Fears for the future of Alford Corn Exchange

Alford Corn exchange
Alford Corn exchange

A large question mark has been left hanging over the future of a grade II listed building in the heart of Alford after the town council announced it cannot afford to maintain it.

Alford Town Council made the decision to ‘hand back’ the historic Corn Exchange, which it leases from East Lindsey District Council, at a recent meeting after a significant amount of the council’s reserves were being used to maintain it.

“The Corn Exchange is no longer a viable option for the council as it is losing money,” said Mayor of Alford, Coun Paul Rawson.

“We originally took it back to save it because we thought it was important to the community - but it would mean increasing the precept even more to allow for the repairs the Corn Exchange is in need of,” he added.

At the town council meeting, held recently,, councillors voted to increase the precept by 2.5 per cent, which is a £1.63 increase per band D property.

“The repairs to the roof for example, would have cost an awful lot of money and it was a reluctant decision - if we are to improve things in the Market Place, then something has to be done,” explained Mayor Coun Rawson.

Councillors discussed the impact on the reserves during the meeting, including the main services that are covered in the precept, which are CCTV, public toilets, the Corn Exchange building where it currently holds its meetings ,and the Market Place.

Mayor Coun Rawson said that although the decision to approach ELDC with a view to hand back the building had been voted on, it wouldn’t be something that was done overnight and other alternative venues such as Alford Manor House could be sought for future meetings.

Alford Town Council agreed to lease the Corn Exchange from ELDC from April 2009 to prevent its closure and disposal.

At the end of 2010 the town council felt unable to continue to run the building and, following a public meeting in January 2011, it was agreed that a charitable trust be set up to take over the management.

But, to date, such a trust has failed to materialise, and the council said it needed to cut outgoings, stating it was the ‘most logical item to dispense with’,

Gary Sargeant, Corporate Property Manager at ELDC said: “Alford Town Council has a 40 year lease for the Corn Exchange, with effect from April 1, 2009.

“The Town Council has a break clause in the lease that, subject to meeting certain conditions, could allow them to vacate the property at the end of March 2016.

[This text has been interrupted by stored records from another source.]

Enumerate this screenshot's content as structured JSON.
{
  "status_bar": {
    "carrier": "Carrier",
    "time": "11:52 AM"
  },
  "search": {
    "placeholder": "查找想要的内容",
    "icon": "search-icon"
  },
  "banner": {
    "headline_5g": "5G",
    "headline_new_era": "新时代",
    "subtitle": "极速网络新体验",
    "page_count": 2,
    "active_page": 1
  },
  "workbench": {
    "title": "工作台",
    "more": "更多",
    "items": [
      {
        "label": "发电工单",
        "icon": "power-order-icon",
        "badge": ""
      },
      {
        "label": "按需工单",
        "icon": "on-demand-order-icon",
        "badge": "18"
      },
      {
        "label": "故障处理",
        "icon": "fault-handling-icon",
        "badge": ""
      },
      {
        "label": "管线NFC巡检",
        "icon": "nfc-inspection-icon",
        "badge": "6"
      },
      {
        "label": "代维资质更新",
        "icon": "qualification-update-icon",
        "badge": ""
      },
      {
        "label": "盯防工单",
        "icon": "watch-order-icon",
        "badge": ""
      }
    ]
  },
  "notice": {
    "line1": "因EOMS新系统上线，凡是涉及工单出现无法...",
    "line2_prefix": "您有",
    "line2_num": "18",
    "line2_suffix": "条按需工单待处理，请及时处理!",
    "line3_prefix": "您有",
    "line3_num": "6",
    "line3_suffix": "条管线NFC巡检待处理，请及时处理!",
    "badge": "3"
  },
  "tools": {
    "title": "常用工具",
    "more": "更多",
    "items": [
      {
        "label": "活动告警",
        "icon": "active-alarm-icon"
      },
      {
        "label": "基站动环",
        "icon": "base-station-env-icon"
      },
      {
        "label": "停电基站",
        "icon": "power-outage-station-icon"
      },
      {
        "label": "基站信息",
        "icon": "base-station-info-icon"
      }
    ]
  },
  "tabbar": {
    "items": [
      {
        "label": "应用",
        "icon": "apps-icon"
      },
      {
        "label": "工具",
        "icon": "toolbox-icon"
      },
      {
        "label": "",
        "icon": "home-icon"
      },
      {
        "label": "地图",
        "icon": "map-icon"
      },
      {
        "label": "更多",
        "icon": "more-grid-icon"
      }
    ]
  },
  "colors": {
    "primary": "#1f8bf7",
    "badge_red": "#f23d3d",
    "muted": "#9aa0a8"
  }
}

“We would be happy to meet with the Town Council to discuss the future of the Corn Exchange if they no longer wish to occupy the property beyond that date.”